City's retired rehired
By Robbie Dingeman
Advertiser City Hall Writer
The city has put 83 retired municipal workers back on the payroll this year, some as well-paid temporary employees who essentially return to their old jobs on short-term contracts while continuing to collect a government pension.
Advertiser library photo Feb. 19, 2002
"What happened to doing more with less? They cut back, and look, they're bringing them back again. That's very questionable," said John DeSoto, Council Chairman.
Advertiser library photo Feb. 19, 2002
Council Chairman John DeSoto said the practice creates what appears to be a patronage system for favored city workers.
He questioned why the city was filling so many vacancies while trying to cut costs through attrition.
"What happened to doing more with less?" DeSoto said. "They cut back, and look, they're bringing them back again.
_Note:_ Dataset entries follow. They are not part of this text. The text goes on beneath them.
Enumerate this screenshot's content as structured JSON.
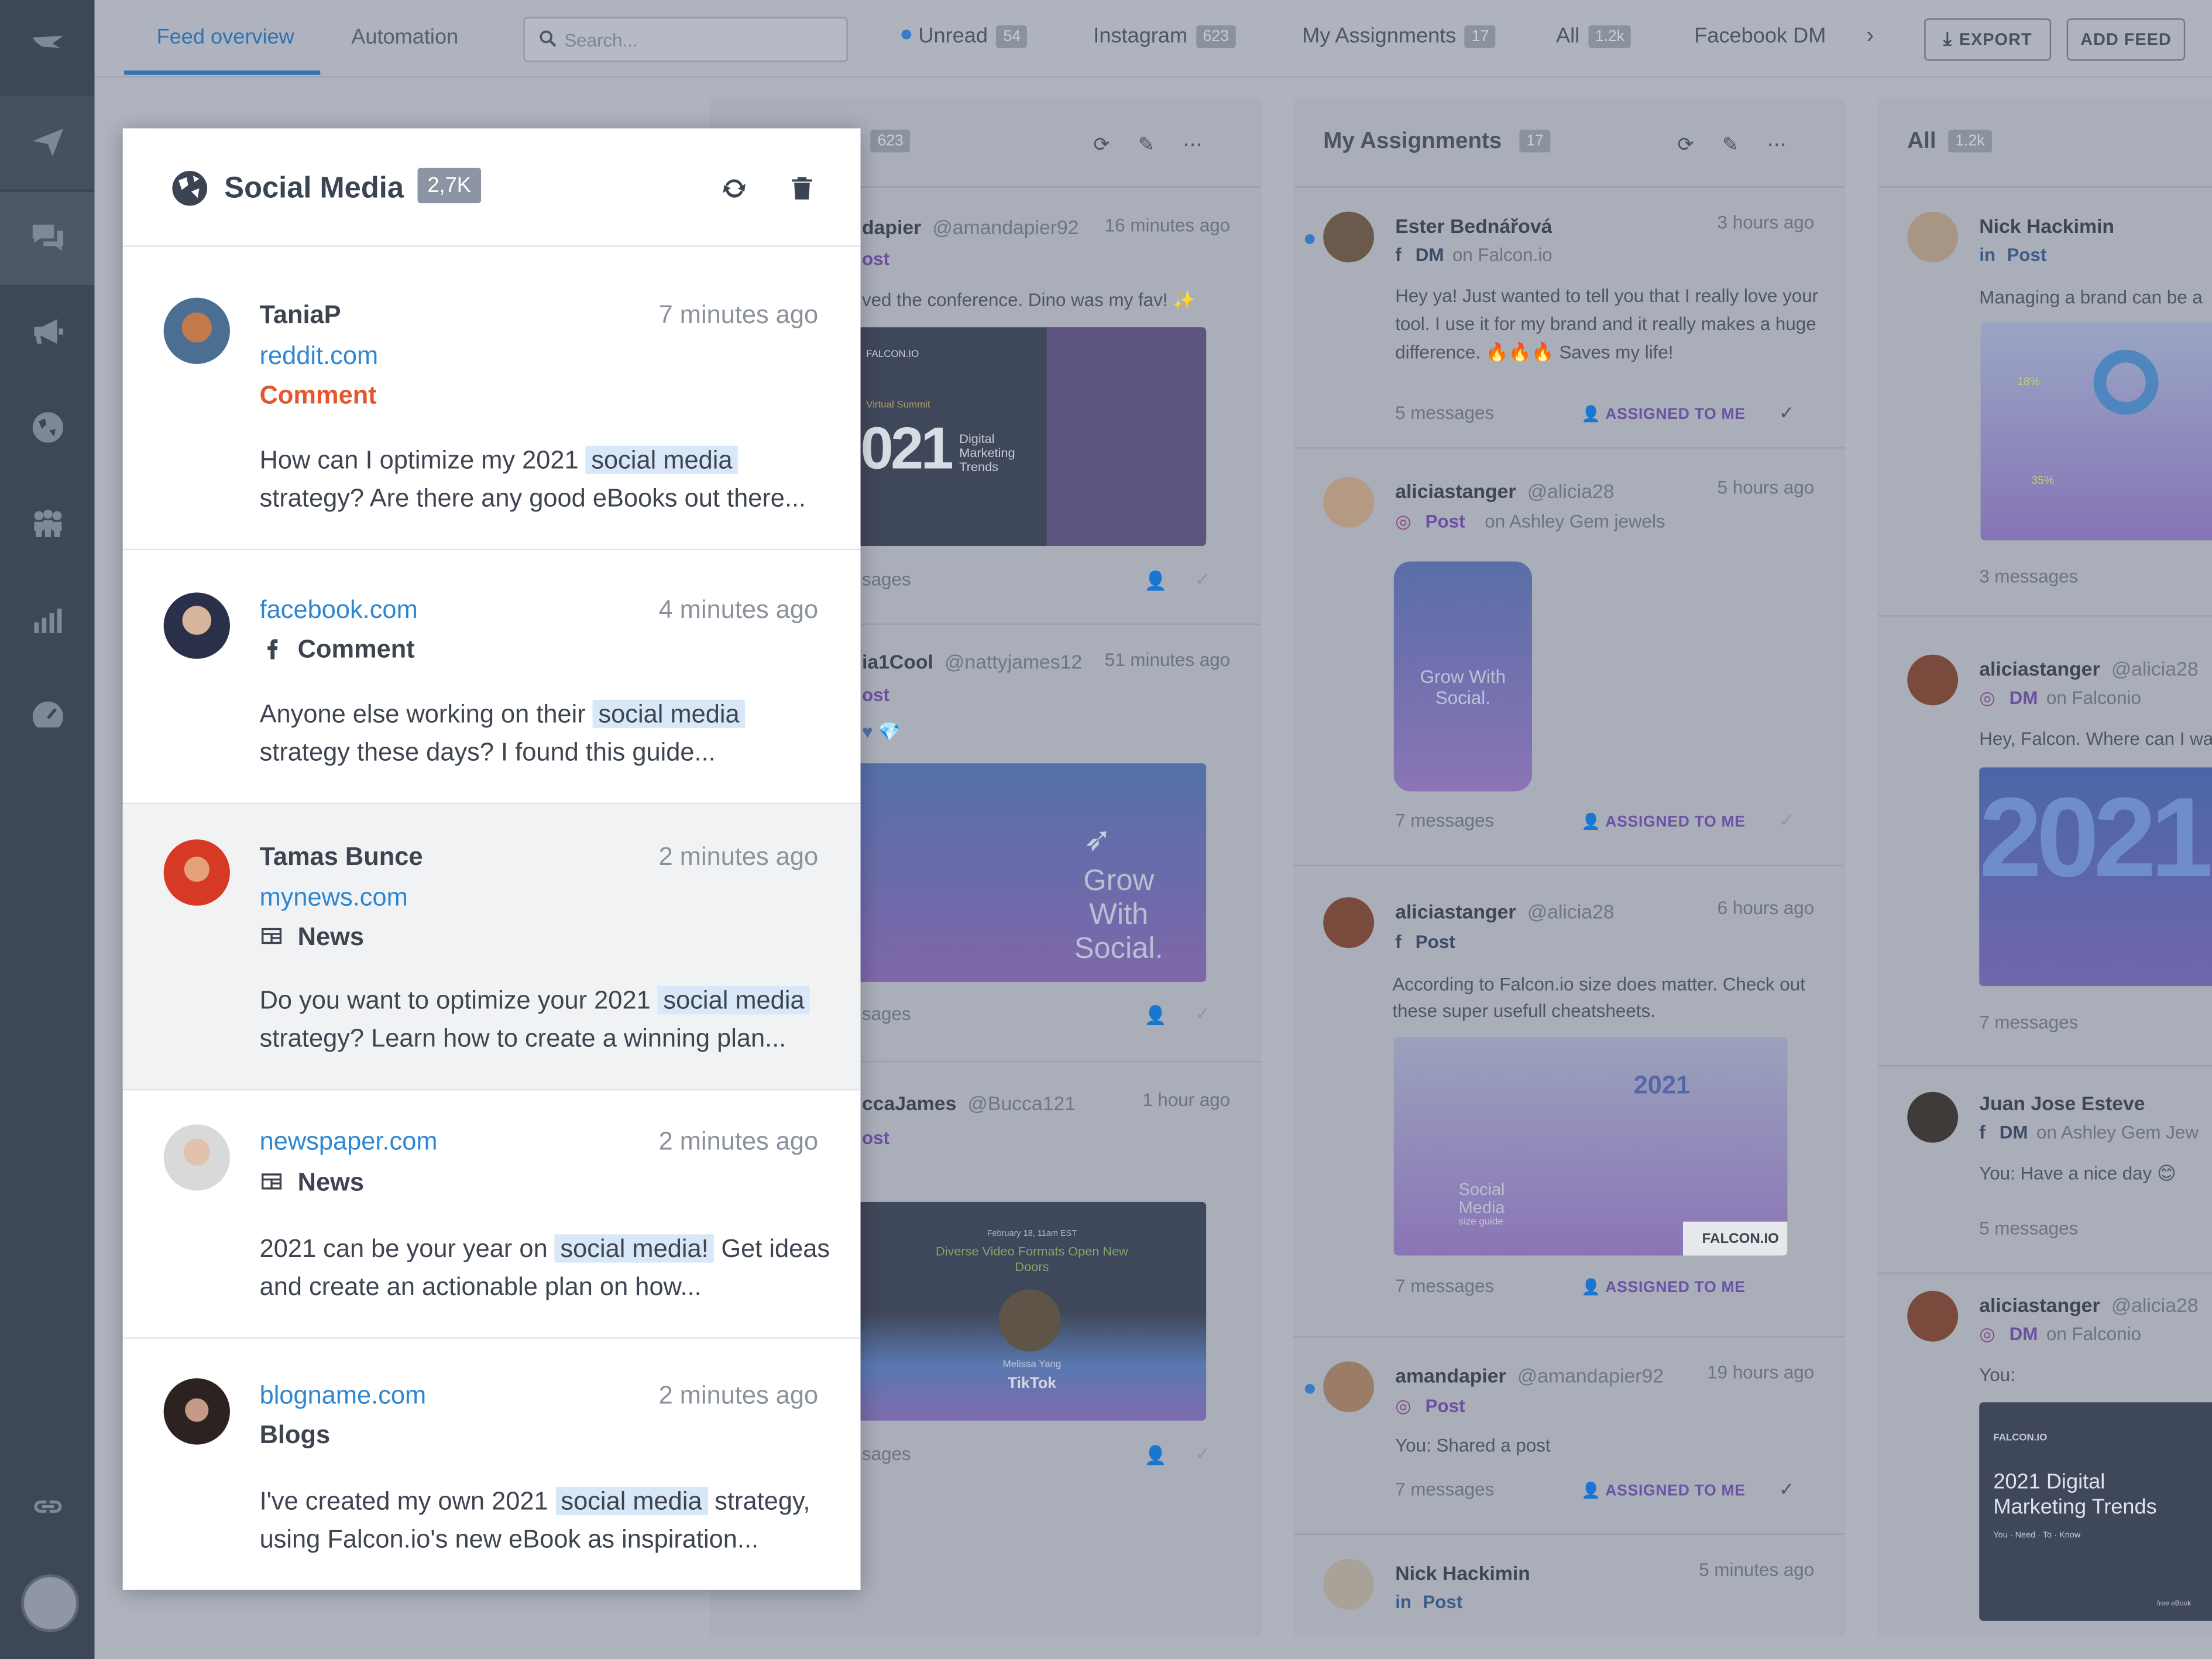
{
  "topbar": {
    "tabs": [
      "Feed overview",
      "Automation"
    ],
    "search_placeholder": "Search...",
    "feed_tabs": [
      {
        "label": "Unread",
        "count": "54"
      },
      {
        "label": "Instagram",
        "count": "623"
      },
      {
        "label": "My Assignments",
        "count": "17"
      },
      {
        "label": "All",
        "count": "1.2k"
      },
      {
        "label": "Facebook DM",
        "count": ""
      }
    ],
    "export_label": "EXPORT",
    "add_feed_label": "ADD FEED"
  },
  "columns": {
    "instagram": {
      "count": "623",
      "cards": [
        {
          "name": "dapier",
          "handle": "@amandapier92",
          "time": "16 minutes ago",
          "type": "ost",
          "text": "ved the conference. Dino was my fav! ✨",
          "meta": "sages",
          "img_caption": "Digital Marketing Trends",
          "img_brand": "FALCON.IO",
          "img_year": "021",
          "img_sub": "Virtual Summit"
        },
        {
          "name": "ia1Cool",
          "handle": "@nattyjames12",
          "time": "51 minutes ago",
          "type": "ost",
          "text": "♥ 💎",
          "meta": "sages",
          "img_title": "Grow With Social."
        },
        {
          "name": "ccaJames",
          "handle": "@Bucca121",
          "time": "1 hour ago",
          "type": "ost",
          "meta": "sages",
          "img_date": "February 18, 11am EST",
          "img_title": "Diverse Video Formats Open New Doors",
          "img_person": "Melissa Yang",
          "img_brand": "TikTok"
        }
      ]
    },
    "assignments": {
      "title": "My Assignments",
      "count": "17",
      "cards": [
        {
          "name": "Ester Bednářová",
          "time": "3 hours ago",
          "type": "DM",
          "on": "on Falcon.io",
          "text": "Hey ya! Just wanted to tell you that I really love your tool. I use it for my brand and it really makes a huge difference. 🔥🔥🔥 Saves my life!",
          "meta": "5 messages",
          "assigned": "ASSIGNED TO ME"
        },
        {
          "name": "aliciastanger",
          "handle": "@alicia28",
          "time": "5 hours ago",
          "type": "Post",
          "on": "on Ashley Gem jewels",
          "meta": "7 messages",
          "assigned": "ASSIGNED TO ME",
          "img_title": "Grow With Social."
        },
        {
          "name": "aliciastanger",
          "handle": "@alicia28",
          "time": "6 hours ago",
          "type": "Post",
          "text": "According to Falcon.io size does matter. Check out these super usefull cheatsheets.",
          "meta": "7 messages",
          "assigned": "ASSIGNED TO ME",
          "img_year": "2021",
          "img_title": "Social Media",
          "img_sub": "size guide",
          "img_brand": "FALCON.IO"
        },
        {
          "name": "amandapier",
          "handle": "@amandapier92",
          "time": "19 hours ago",
          "type": "Post",
          "text": "You: Shared a post",
          "meta": "7 messages",
          "assigned": "ASSIGNED TO ME"
        },
        {
          "name": "Nick Hackimin",
          "time": "5 minutes ago",
          "type": "Post"
        }
      ]
    },
    "all": {
      "title": "All",
      "count": "1.2k",
      "cards": [
        {
          "name": "Nick Hackimin",
          "type": "Post",
          "text": "Managing a brand can be a",
          "meta": "3 messages",
          "img_a": "18%",
          "img_b": "35%"
        },
        {
          "name": "aliciastanger",
          "handle": "@alicia28",
          "type": "DM",
          "on": "on Falconio",
          "text": "Hey, Falcon. Where can I wa",
          "meta": "7 messages",
          "img_year": "2021"
        },
        {
          "name": "Juan Jose Esteve",
          "type": "DM",
          "on": "on Ashley Gem Jew",
          "text": "You: Have a nice day 😊",
          "meta": "5 messages"
        },
        {
          "name": "aliciastanger",
          "handle": "@alicia28",
          "type": "DM",
          "on": "on Falconio",
          "text": "You:",
          "img_brand": "FALCON.IO",
          "img_title": "2021 Digital Marketing Trends",
          "img_words": [
            "You",
            "Need",
            "To",
            "Know"
          ],
          "img_tag": "free eBook"
        }
      ]
    }
  },
  "popup": {
    "title": "Social Media",
    "badge": "2,7K",
    "items": [
      {
        "name": "TaniaP",
        "time": "7 minutes ago",
        "source": "reddit.com",
        "type": "Comment",
        "text_before": "How can I optimize my 2021 ",
        "highlight": "social media",
        "text_after": " strategy? Are there any good eBooks out there..."
      },
      {
        "name": "",
        "time": "4 minutes ago",
        "source": "facebook.com",
        "type": "Comment",
        "text_before": "Anyone else working on their ",
        "highlight": "social media",
        "text_after": " strategy these days? I found this guide..."
      },
      {
        "name": "Tamas Bunce",
        "time": "2 minutes ago",
        "source": "mynews.com",
        "type": "News",
        "text_before": "Do you want to optimize your 2021 ",
        "highlight": "social media",
        "text_after": " strategy? Learn how to create a winning plan..."
      },
      {
        "name": "",
        "time": "2 minutes ago",
        "source": "newspaper.com",
        "type": "News",
        "text_before": "2021 can be your year on ",
        "highlight": "social media!",
        "text_after": " Get ideas and create an actionable plan on how..."
      },
      {
        "name": "",
        "time": "2 minutes ago",
        "source": "blogname.com",
        "type": "Blogs",
        "text_before": "I've created my own 2021 ",
        "highlight": "social media",
        "text_after": " strategy, using Falcon.io's new eBook as inspiration..."
      }
    ]
  },
  "icons": {
    "rail": [
      "falcon-logo-icon",
      "paper-plane-icon",
      "chat-bubbles-icon",
      "megaphone-icon",
      "globe-icon",
      "team-icon",
      "bar-chart-icon",
      "speedometer-icon",
      "link-icon"
    ],
    "popup": [
      "globe-icon",
      "refresh-icon",
      "trash-icon",
      "facebook-icon",
      "newspaper-icon"
    ]
  },
  "colors": {
    "accent": "#2e86d1",
    "comment_red": "#e4572e",
    "assigned_purple": "#6a52a7",
    "rail": "#3e4757"
  }
}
That's very questionable."
City Managing Director Ben Lee defended the practice, saying it's hard to find experienced professionals in some highly technical administrative jobs. In most cases, he said, the retirees are helping during a transition, training junior employees. He praised the group's institutional memory, knowledge and skill.
"They're all absolutely wonderful people they work as if they are three people," he said.
Some City Council members say they are troubled that retirees are being placed in fairly high-paying positions while continuing to collect pension benefits, which can amount to as much as 60 percent of the salary they earned in their highest-paying years on the job.
Council Budget Chairwoman Ann Kobayashi said she was surprised by the large number of retirees who had been called back to work.
She wants to find out how widespread the practice is and what the administration has done to try to fill the jobs permanently.
The head of the state's largest public-worker union believes that promoting workers into permanent positions makes for more accountability than relying on short-term contracts.
"When it prevents incumbent employees from being promoted, it's really, really bad for morale," said Russell Okata, executive director of the 25,000-member Hawai'i Government Employees Association. "I believe the public is best served when you have permanent career civil service employees doing the public's work."
Long-term employees provide continuity and commitment, Okata said, because "it's your neck that's on the line. When you're there for 89 days, I don't believe that's the type of public service employee that we would want."
The city hires the retirees on 89-day contracts, a day short of becoming permanent hires. Workers generally take a day's break between contracts. Lee said there are no guidelines on how long a retiree might be contracted; it depends on the assignment.
He said Aton, a 32-year police veteran, had agreed to take the civil defense position after the department chief and second-in-command retired, leaving the agency with its top positions vacant.
Longtime city appointee Joe Magaldi was reassigned temporarily from Parks and Recreation as Aton's assistant. He is paid $5,959 a month.
Soon after his retirement, Aton was appointed by Mayor Jeremy Harris to a salaried position in the Office of Waikiki Development, a position he held for several years.
Aton said it makes sense to bring back experienced workers, though he can understand the criticism. The city does not have to cover the retirees' medical, dental or retirement benefits, so "it saves the city a lot of money."
George Tamashiro, an engineer who serves as special assistant to the director of Design and Construction, said he plans to begin reducing his hours as he makes the transition to retirement, so he can spend more time volunteering.
Tamashiro retired at age 64 after 32 years. He said he agreed to come back until others could be trained to take over his position.
"It's an interim solution to a people problem. Somebody needs to keep the projects moving," he said. "I'm trying to not hurt the organization that I really care for."
Planner Ernie Tomita retired in January at age 55 with almost 30 years' experience. He works on budgeting, programming and coordination for federally financed programs at the Department of Transportation Services.
"I stayed home for three weeks after I retired and watched the grass grow," Tomita said. "They're supposed to get somebody in, and I'm supposed to train them."
Longtime city human resources worker Lynn Yamamoto retired in December 2000 after 19 years with the city and 11 with the state. He has been on a series of short-termcontracts, working for the semi-autonomous city Board of Water Supply at $6,090 a month.
Yamamoto said he was asked to return because the board is reorganizing and his experience was valuable. He said he plans to return to retirement "as soon as we can get things settled."
Okata said having one person collecting two government paychecks amounts to "double dipping."
Lee called that an unfair characterization of the people rehired.
"We had to twist their arms to have them come back," he said. "I don't believe their intent is to double-dip."
City Councilman Gary Okino, who retired after working 32 years as a city planner, sees both sides of the issue.
"They're all very capable and competent people. When they leave, it's hard to replace these people," Okino said. At the same time, he conceded, "it's kind of lucrative for these people."
Reach Robbie Dingeman at firstname.lastname@example.org or 525-8070.